In 1844 she underwent a course of the mesmerism,which she declared returned her to health within months and wrote an account of her case, which caused friction with her sister and brother-in-law, the conventional doctor! In 1845 she left Tynemouth for the Lake District and her new home The Knoll, which she would live in for the rest of her life. In 1846 she made a tour of Egypt, Palestine, and Syria and wrote Eastern Life, Present and Past, which also caused controversy with its “infidel tendency.” She also published a volume called which stated that freedom and rationality, not command and obediance, should be the basis of education. She followed up with a history volume written from the view of a “philosophical Radical”, Household EducationThe History of the Thirty Years’ Peace, 1816–1846. She was always busy, contributing weekly to The Daily News, visiting Ireland and writing Letters from Ireland, and writing for Westminster Review. Her 1838 book How to Observe Morals and Manners laid out some of her general views, that very general social laws influence the life of any society, such as the principle of progress, the emergence of science as the most advanced product of human intellectual endeavor, and the significance of population dynamics and natural physical environment (principles which still hold true today!).
In 1855 she found she suffered from heart disease and started work on her autobiography (though she lived for 20 more years). It was published in 2 volumes posthumously in 1877. She also undertook the translation of Auguste Comte into English, which was published as The Positive Philosophy of Auguste Comte (freely translated and condensed by Harriet Martineau), which Comte himself recommeneded to his students rather than his own!
She died at The Knoll on June 27, 1876.
Some sources on Martineau’s life:
Harriet Martineau’s Autobiography: With Memorials by Maria Weston Chapman (1877)
Deborah Anna Logan, The Hour and the Woman: Harriet Martineau’s “Somewhat Remarkable” Life, 2002
Valerie Sanders, Reason Over Passion: Harriet Martineau and the Victorian Novel, 1986
David Deeirdre, Intellectual Women and Victorian Patriarchy: Harriet Martineau, Elizabeth Barrett Browning, George Eliot (1989)
What a fascinating woman! Thank you for this detailed report on her and her work.
Do you know what prompted her to travel to Syria, Egypt, and Palestine? It would have been difficult, and seems different from the type of travel she usually undertook.
Congrats on completing your move, Amanda! And thanks for sharing the story of Harriet Martineau. She had some really formative ideas –it seems unfair that when I was majoring in Sociology in college, she was never mentioned. Fascinating woman! I am also amazed that she managed to travel as widely as she did, given her various bouts of poor health. I think she must have been strong-willed as well as strong-minded!

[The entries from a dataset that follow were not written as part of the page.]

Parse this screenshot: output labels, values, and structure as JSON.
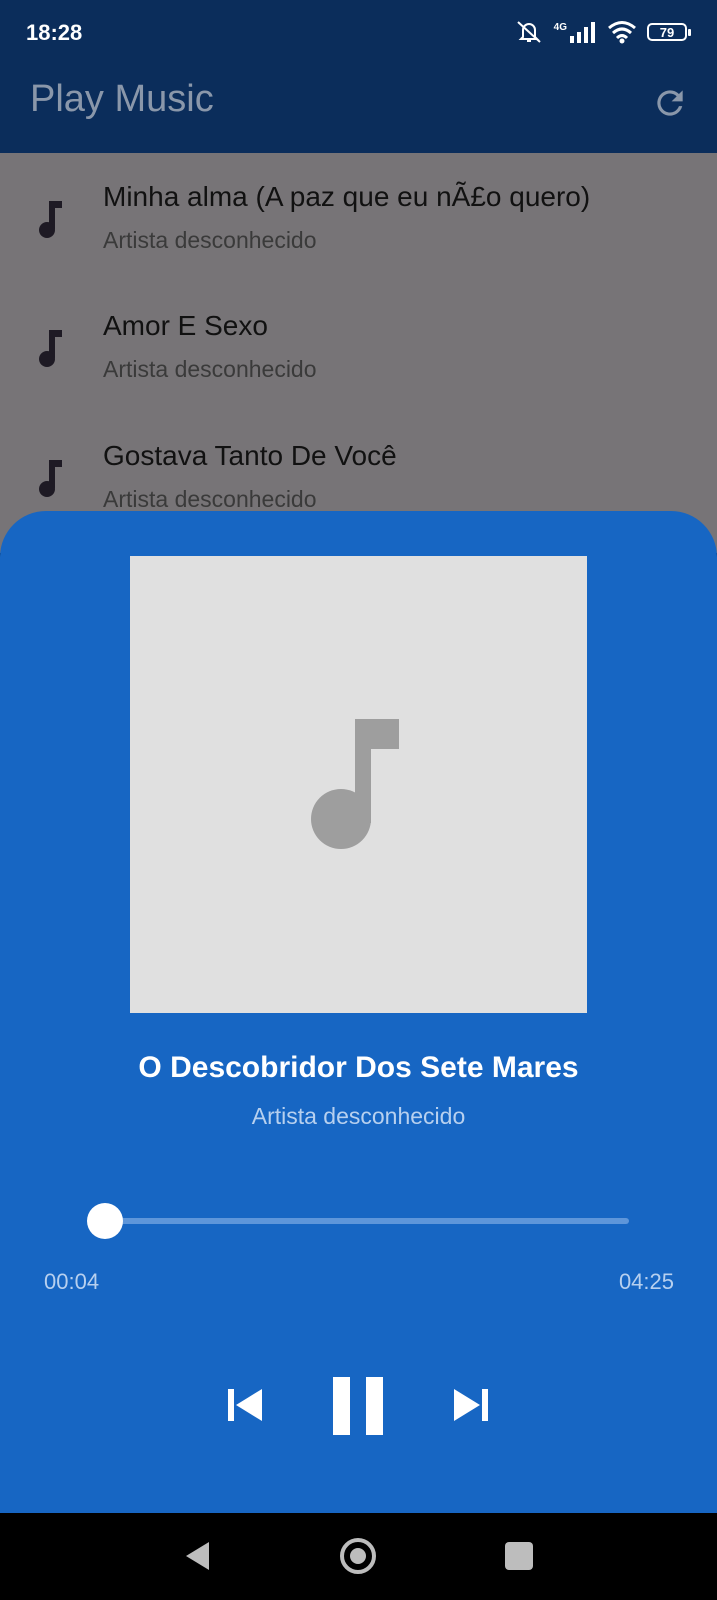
{
  "status_bar": {
    "time": "18:28",
    "network": "4G",
    "battery": "79",
    "icons": [
      "mute-icon",
      "signal-icon",
      "wifi-icon",
      "battery-icon"
    ]
  },
  "app_bar": {
    "title": "Play Music",
    "refresh_icon": "refresh-icon"
  },
  "songs": [
    {
      "title": "Minha alma (A paz que eu nÃ£o quero)",
      "artist": "Artista desconhecido"
    },
    {
      "title": "Amor E Sexo",
      "artist": "Artista desconhecido"
    },
    {
      "title": "Gostava Tanto De Você",
      "artist": "Artista desconhecido"
    }
  ],
  "player": {
    "title": "O Descobridor Dos Sete Mares",
    "artist": "Artista desconhecido",
    "current_time": "00:04",
    "total_time": "04:25",
    "progress": 0.016,
    "controls": [
      "skip-previous-icon",
      "pause-icon",
      "skip-next-icon"
    ]
  },
  "colors": {
    "app_bar_bg": "#0b2d5b",
    "list_overlay_bg": "#777477",
    "player_bg": "#1766c3",
    "album_art_bg": "#e0e0e0"
  }
}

Thanks for a fascinating post, Amanda. Being a UU, I always love learning more about Unitarians and Universalists in history. (The two merged in 1961.) Some of my favorites are women: Susan B Anthony and Elizabeth Gaskell. But I did not know about Harriet Martineau, so thanks!
And I love that you include references for further reading. 🙂